### EXERCISE
Please repeat the records word for word and skip the pictures.

--- TASK INPUTS Enclosed Below ---

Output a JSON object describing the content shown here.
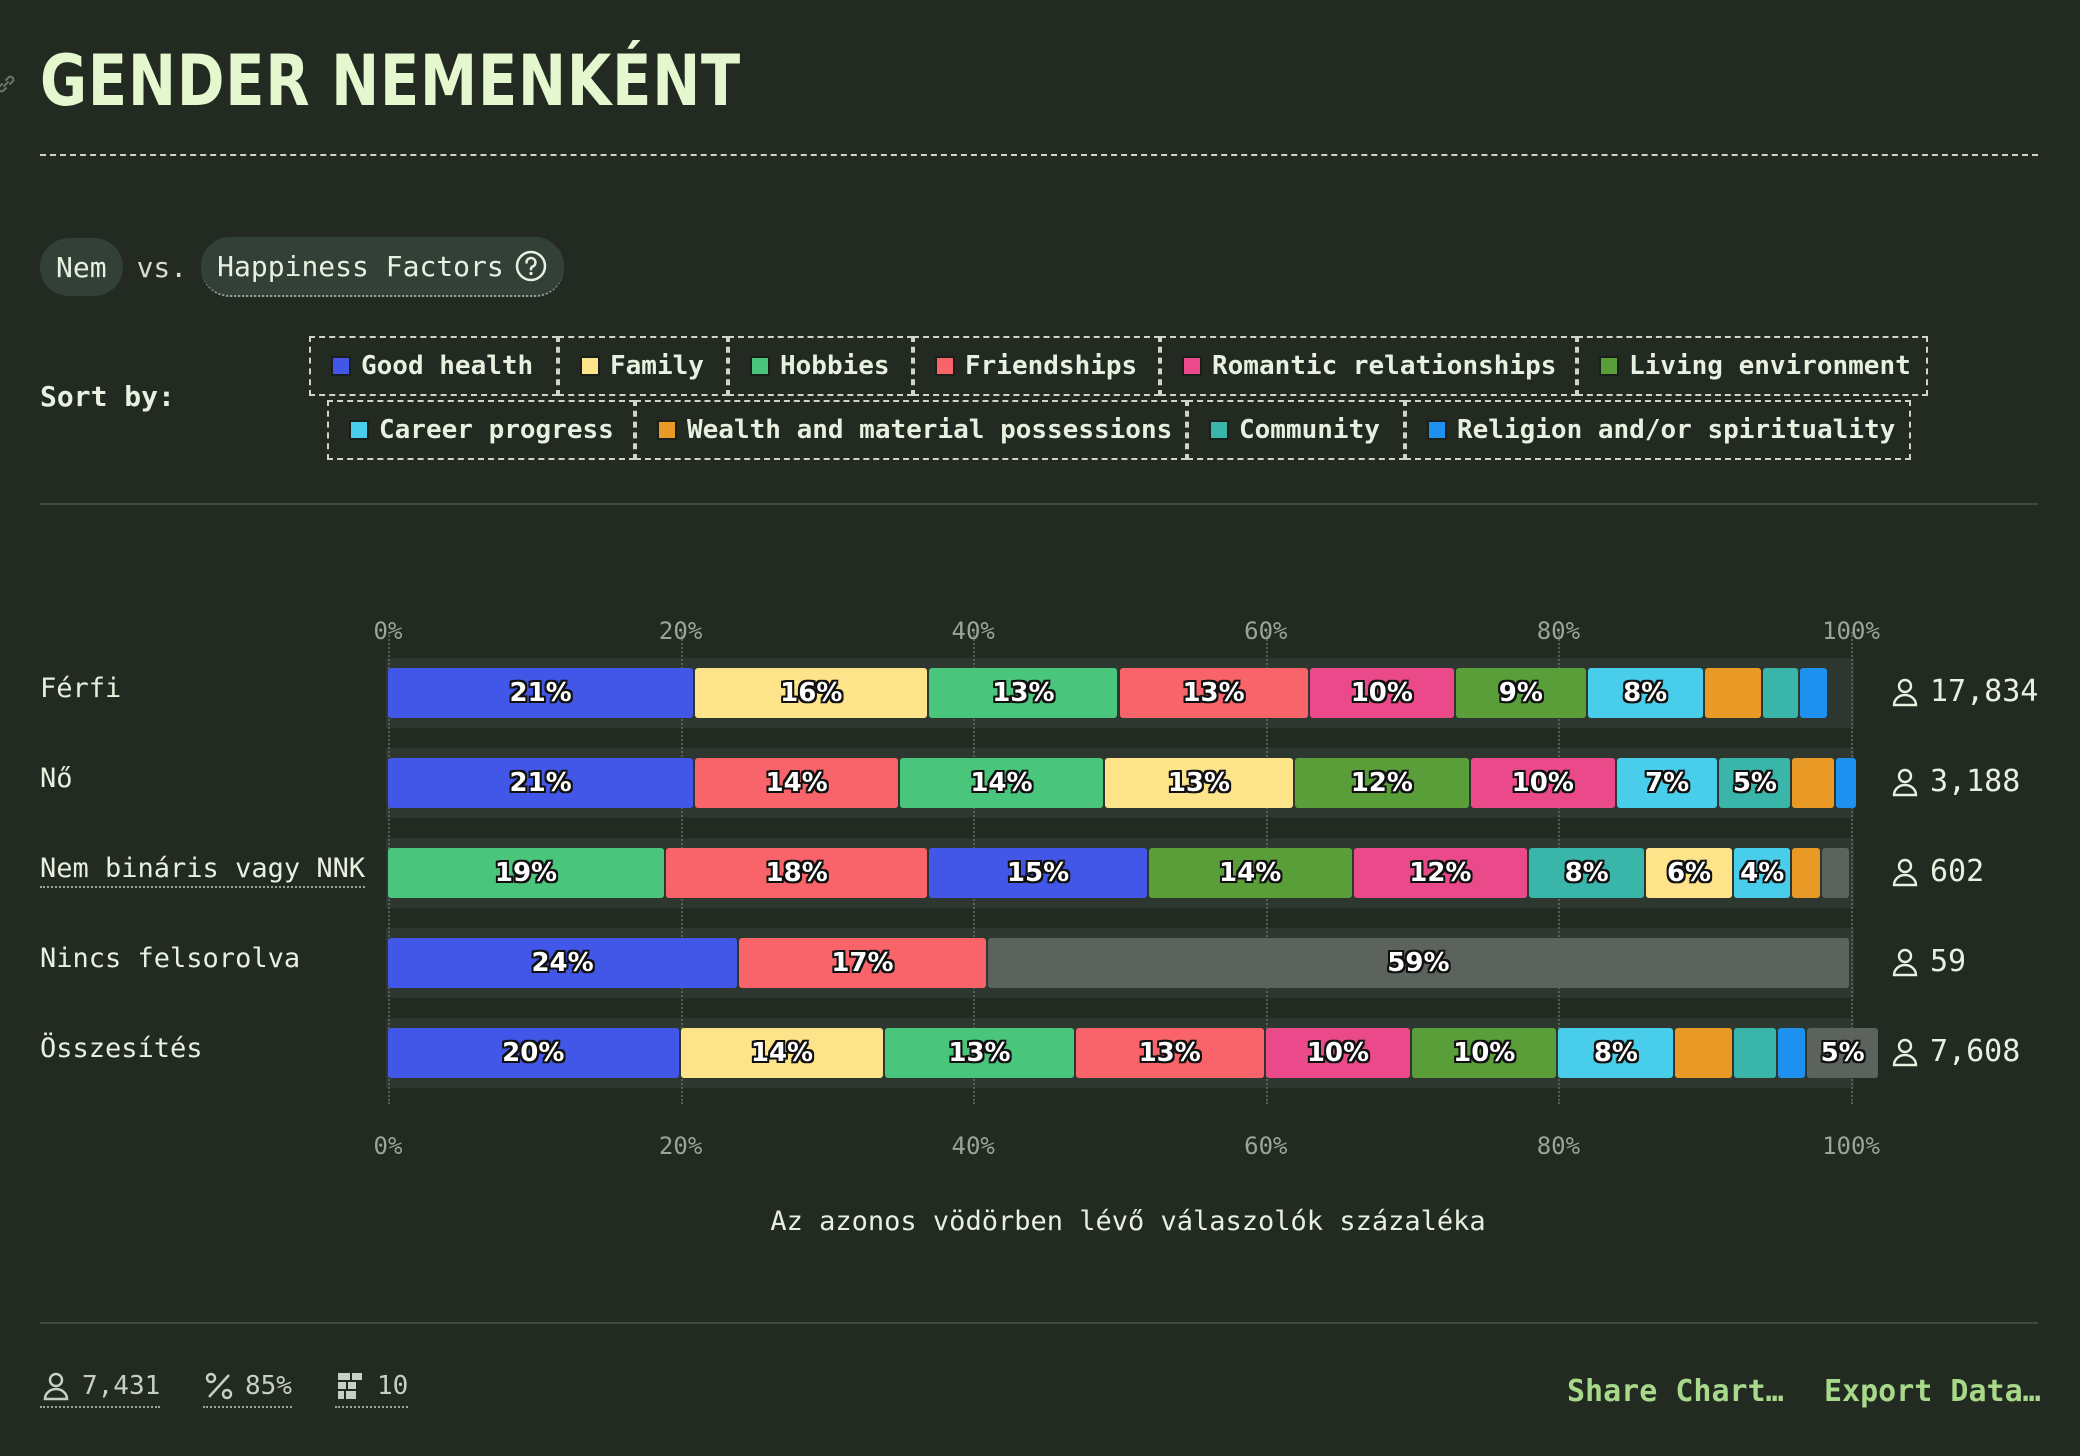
{
  "title": "GENDER NEMENKÉNT",
  "comparison": {
    "dimension": "Nem",
    "vs": "vs.",
    "factor": "Happiness Factors"
  },
  "sort_by_label": "Sort by:",
  "categories": [
    {
      "key": "good_health",
      "label": "Good health",
      "color": "#4257e8"
    },
    {
      "key": "family",
      "label": "Family",
      "color": "#fde38a"
    },
    {
      "key": "hobbies",
      "label": "Hobbies",
      "color": "#4ac67c"
    },
    {
      "key": "friendships",
      "label": "Friendships",
      "color": "#f8646a"
    },
    {
      "key": "romantic",
      "label": "Romantic relationships",
      "color": "#ea4a8a"
    },
    {
      "key": "living",
      "label": "Living environment",
      "color": "#5a9e3a"
    },
    {
      "key": "career",
      "label": "Career progress",
      "color": "#48cdea"
    },
    {
      "key": "wealth",
      "label": "Wealth and material possessions",
      "color": "#e99a26"
    },
    {
      "key": "community",
      "label": "Community",
      "color": "#39b5aa"
    },
    {
      "key": "religion",
      "label": "Religion and/or spirituality",
      "color": "#1e90f0"
    }
  ],
  "other_color": "#5c635c",
  "chart_data": {
    "type": "bar",
    "orientation": "horizontal",
    "stacked": true,
    "xlim": [
      0,
      100
    ],
    "x_ticks": [
      "0%",
      "20%",
      "40%",
      "60%",
      "80%",
      "100%"
    ],
    "xlabel": "Az azonos vödörben lévő válaszolók százaléka",
    "rows": [
      {
        "label": "Férfi",
        "count": "17,834",
        "segments": [
          {
            "cat": "good_health",
            "value": 21,
            "label": "21%"
          },
          {
            "cat": "family",
            "value": 16,
            "label": "16%"
          },
          {
            "cat": "hobbies",
            "value": 13,
            "label": "13%"
          },
          {
            "cat": "friendships",
            "value": 13,
            "label": "13%"
          },
          {
            "cat": "romantic",
            "value": 10,
            "label": "10%"
          },
          {
            "cat": "living",
            "value": 9,
            "label": "9%"
          },
          {
            "cat": "career",
            "value": 8,
            "label": "8%"
          },
          {
            "cat": "wealth",
            "value": 4,
            "label": ""
          },
          {
            "cat": "community",
            "value": 2.5,
            "label": ""
          },
          {
            "cat": "religion",
            "value": 2,
            "label": ""
          }
        ]
      },
      {
        "label": "Nő",
        "count": "3,188",
        "segments": [
          {
            "cat": "good_health",
            "value": 21,
            "label": "21%"
          },
          {
            "cat": "friendships",
            "value": 14,
            "label": "14%"
          },
          {
            "cat": "hobbies",
            "value": 14,
            "label": "14%"
          },
          {
            "cat": "family",
            "value": 13,
            "label": "13%"
          },
          {
            "cat": "living",
            "value": 12,
            "label": "12%"
          },
          {
            "cat": "romantic",
            "value": 10,
            "label": "10%"
          },
          {
            "cat": "career",
            "value": 7,
            "label": "7%"
          },
          {
            "cat": "community",
            "value": 5,
            "label": "5%"
          },
          {
            "cat": "wealth",
            "value": 3,
            "label": ""
          },
          {
            "cat": "religion",
            "value": 1.5,
            "label": ""
          }
        ]
      },
      {
        "label": "Nem bináris vagy NNK",
        "underlined": true,
        "count": "602",
        "segments": [
          {
            "cat": "hobbies",
            "value": 19,
            "label": "19%"
          },
          {
            "cat": "friendships",
            "value": 18,
            "label": "18%"
          },
          {
            "cat": "good_health",
            "value": 15,
            "label": "15%"
          },
          {
            "cat": "living",
            "value": 14,
            "label": "14%"
          },
          {
            "cat": "romantic",
            "value": 12,
            "label": "12%"
          },
          {
            "cat": "community",
            "value": 8,
            "label": "8%"
          },
          {
            "cat": "family",
            "value": 6,
            "label": "6%"
          },
          {
            "cat": "career",
            "value": 4,
            "label": "4%"
          },
          {
            "cat": "wealth",
            "value": 2,
            "label": ""
          },
          {
            "cat": "other",
            "value": 2,
            "label": ""
          }
        ]
      },
      {
        "label": "Nincs felsorolva",
        "count": "59",
        "segments": [
          {
            "cat": "good_health",
            "value": 24,
            "label": "24%"
          },
          {
            "cat": "friendships",
            "value": 17,
            "label": "17%"
          },
          {
            "cat": "other",
            "value": 59,
            "label": "59%"
          }
        ]
      },
      {
        "label": "Összesítés",
        "count": "7,608",
        "segments": [
          {
            "cat": "good_health",
            "value": 20,
            "label": "20%"
          },
          {
            "cat": "family",
            "value": 14,
            "label": "14%"
          },
          {
            "cat": "hobbies",
            "value": 13,
            "label": "13%"
          },
          {
            "cat": "friendships",
            "value": 13,
            "label": "13%"
          },
          {
            "cat": "romantic",
            "value": 10,
            "label": "10%"
          },
          {
            "cat": "living",
            "value": 10,
            "label": "10%"
          },
          {
            "cat": "career",
            "value": 8,
            "label": "8%"
          },
          {
            "cat": "wealth",
            "value": 4,
            "label": ""
          },
          {
            "cat": "community",
            "value": 3,
            "label": ""
          },
          {
            "cat": "religion",
            "value": 2,
            "label": ""
          },
          {
            "cat": "other",
            "value": 5,
            "label": "5%"
          }
        ]
      }
    ]
  },
  "footer": {
    "respondents": "7,431",
    "percent": "85%",
    "factors": "10",
    "share_label": "Share Chart…",
    "export_label": "Export Data…"
  }
}
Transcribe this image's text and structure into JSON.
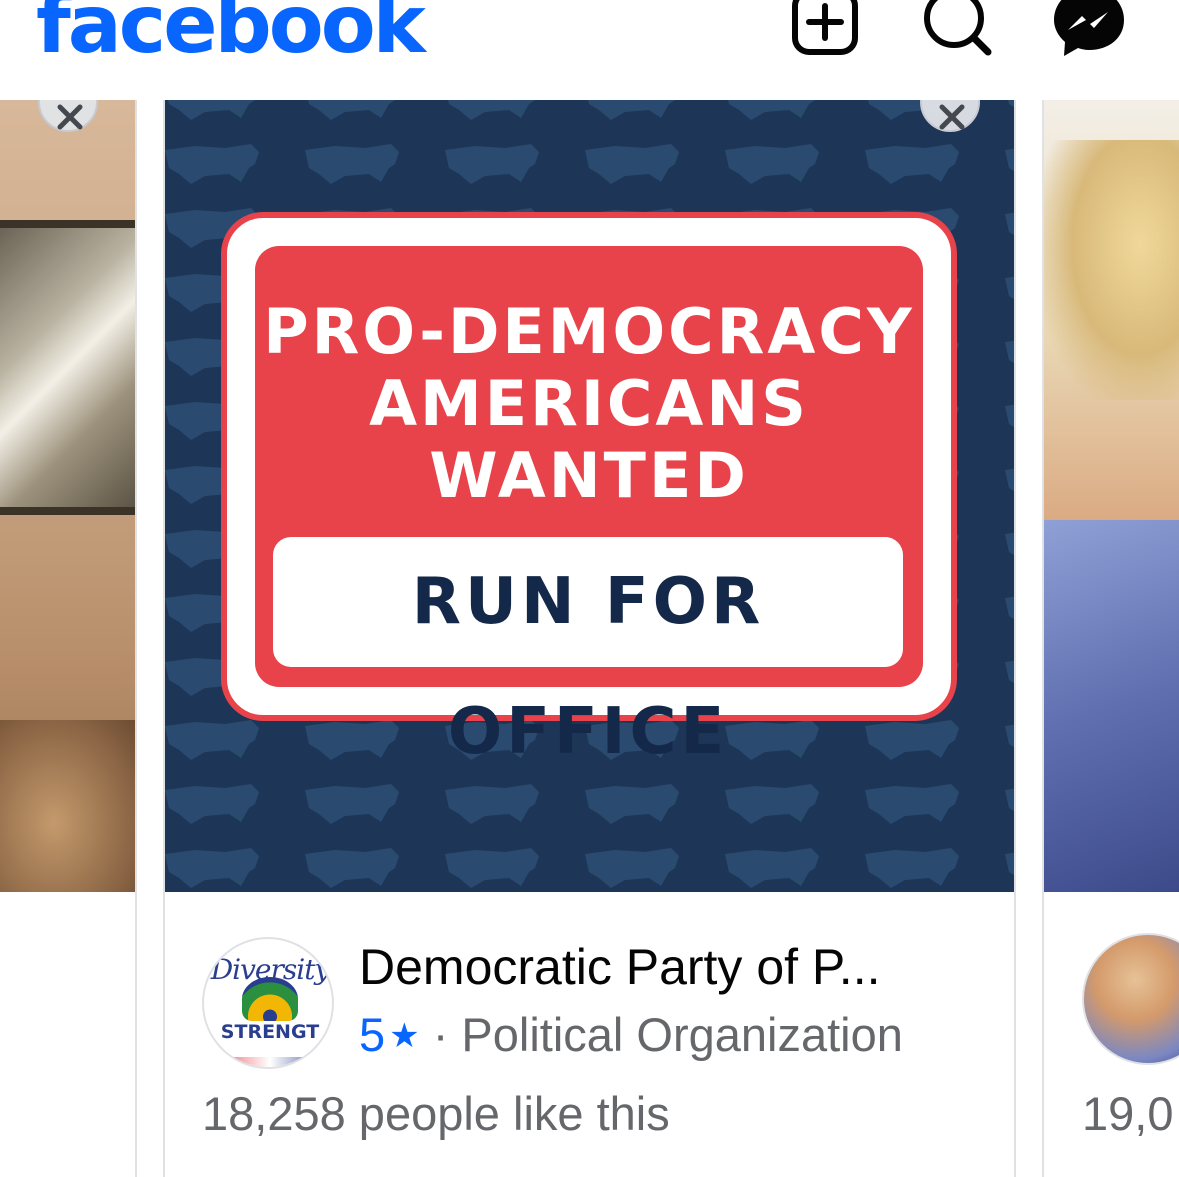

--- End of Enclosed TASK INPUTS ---

### EXPECTED ANSWER
Output a JSON object describing the content shown here.
{
  "title": "GENDER NEMENKÉNT",
  "comparison": {
    "dimension": "Nem",
    "vs": "vs.",
    "factor": "Happiness Factors"
  },
  "sort_by_label": "Sort by:",
  "categories": [
    {
      "key": "good_health",
      "label": "Good health",
      "color": "#4257e8"
    },
    {
      "key": "family",
      "label": "Family",
      "color": "#fde38a"
    },
    {
      "key": "hobbies",
      "label": "Hobbies",
      "color": "#4ac67c"
    },
    {
      "key": "friendships",
      "label": "Friendships",
      "color": "#f8646a"
    },
    {
      "key": "romantic",
      "label": "Romantic relationships",
      "color": "#ea4a8a"
    },
    {
      "key": "living",
      "label": "Living environment",
      "color": "#5a9e3a"
    },
    {
      "key": "career",
      "label": "Career progress",
      "color": "#48cdea"
    },
    {
      "key": "wealth",
      "label": "Wealth and material possessions",
      "color": "#e99a26"
    },
    {
      "key": "community",
      "label": "Community",
      "color": "#39b5aa"
    },
    {
      "key": "religion",
      "label": "Religion and/or spirituality",
      "color": "#1e90f0"
    }
  ],
  "other_color": "#5c635c",
  "chart_data": {
    "type": "bar",
    "orientation": "horizontal",
    "stacked": true,
    "xlim": [
      0,
      100
    ],
    "x_ticks": [
      "0%",
      "20%",
      "40%",
      "60%",
      "80%",
      "100%"
    ],
    "xlabel": "Az azonos vödörben lévő válaszolók százaléka",
    "rows": [
      {
        "label": "Férfi",
        "count": "17,834",
        "segments": [
          {
            "cat": "good_health",
            "value": 21,
            "label": "21%"
          },
          {
            "cat": "family",
            "value": 16,
            "label": "16%"
          },
          {
            "cat": "hobbies",
            "value": 13,
            "label": "13%"
          },
          {
            "cat": "friendships",
            "value": 13,
            "label": "13%"
          },
          {
            "cat": "romantic",
            "value": 10,
            "label": "10%"
          },
          {
            "cat": "living",
            "value": 9,
            "label": "9%"
          },
          {
            "cat": "career",
            "value": 8,
            "label": "8%"
          },
          {
            "cat": "wealth",
            "value": 4,
            "label": ""
          },
          {
            "cat": "community",
            "value": 2.5,
            "label": ""
          },
          {
            "cat": "religion",
            "value": 2,
            "label": ""
          }
        ]
      },
      {
        "label": "Nő",
        "count": "3,188",
        "segments": [
          {
            "cat": "good_health",
            "value": 21,
            "label": "21%"
          },
          {
            "cat": "friendships",
            "value": 14,
            "label": "14%"
          },
          {
            "cat": "hobbies",
            "value": 14,
            "label": "14%"
          },
          {
            "cat": "family",
            "value": 13,
            "label": "13%"
          },
          {
            "cat": "living",
            "value": 12,
            "label": "12%"
          },
          {
            "cat": "romantic",
            "value": 10,
            "label": "10%"
          },
          {
            "cat": "career",
            "value": 7,
            "label": "7%"
          },
          {
            "cat": "community",
            "value": 5,
            "label": "5%"
          },
          {
            "cat": "wealth",
            "value": 3,
            "label": ""
          },
          {
            "cat": "religion",
            "value": 1.5,
            "label": ""
          }
        ]
      },
      {
        "label": "Nem bináris vagy NNK",
        "underlined": true,
        "count": "602",
        "segments": [
          {
            "cat": "hobbies",
            "value": 19,
            "label": "19%"
          },
          {
            "cat": "friendships",
            "value": 18,
            "label": "18%"
          },
          {
            "cat": "good_health",
            "value": 15,
            "label": "15%"
          },
          {
            "cat": "living",
            "value": 14,
            "label": "14%"
          },
          {
            "cat": "romantic",
            "value": 12,
            "label": "12%"
          },
          {
            "cat": "community",
            "value": 8,
            "label": "8%"
          },
          {
            "cat": "family",
            "value": 6,
            "label": "6%"
          },
          {
            "cat": "career",
            "value": 4,
            "label": "4%"
          },
          {
            "cat": "wealth",
            "value": 2,
            "label": ""
          },
          {
            "cat": "other",
            "value": 2,
            "label": ""
          }
        ]
      },
      {
        "label": "Nincs felsorolva",
        "count": "59",
        "segments": [
          {
            "cat": "good_health",
            "value": 24,
            "label": "24%"
          },
          {
            "cat": "friendships",
            "value": 17,
            "label": "17%"
          },
          {
            "cat": "other",
            "value": 59,
            "label": "59%"
          }
        ]
      },
      {
        "label": "Összesítés",
        "count": "7,608",
        "segments": [
          {
            "cat": "good_health",
            "value": 20,
            "label": "20%"
          },
          {
            "cat": "family",
            "value": 14,
            "label": "14%"
          },
          {
            "cat": "hobbies",
            "value": 13,
            "label": "13%"
          },
          {
            "cat": "friendships",
            "value": 13,
            "label": "13%"
          },
          {
            "cat": "romantic",
            "value": 10,
            "label": "10%"
          },
          {
            "cat": "living",
            "value": 10,
            "label": "10%"
          },
          {
            "cat": "career",
            "value": 8,
            "label": "8%"
          },
          {
            "cat": "wealth",
            "value": 4,
            "label": ""
          },
          {
            "cat": "community",
            "value": 3,
            "label": ""
          },
          {
            "cat": "religion",
            "value": 2,
            "label": ""
          },
          {
            "cat": "other",
            "value": 5,
            "label": "5%"
          }
        ]
      }
    ]
  },
  "footer": {
    "respondents": "7,431",
    "percent": "85%",
    "factors": "10",
    "share_label": "Share Chart…",
    "export_label": "Export Data…"
  }
}
Transcribe this image's text and structure into JSON.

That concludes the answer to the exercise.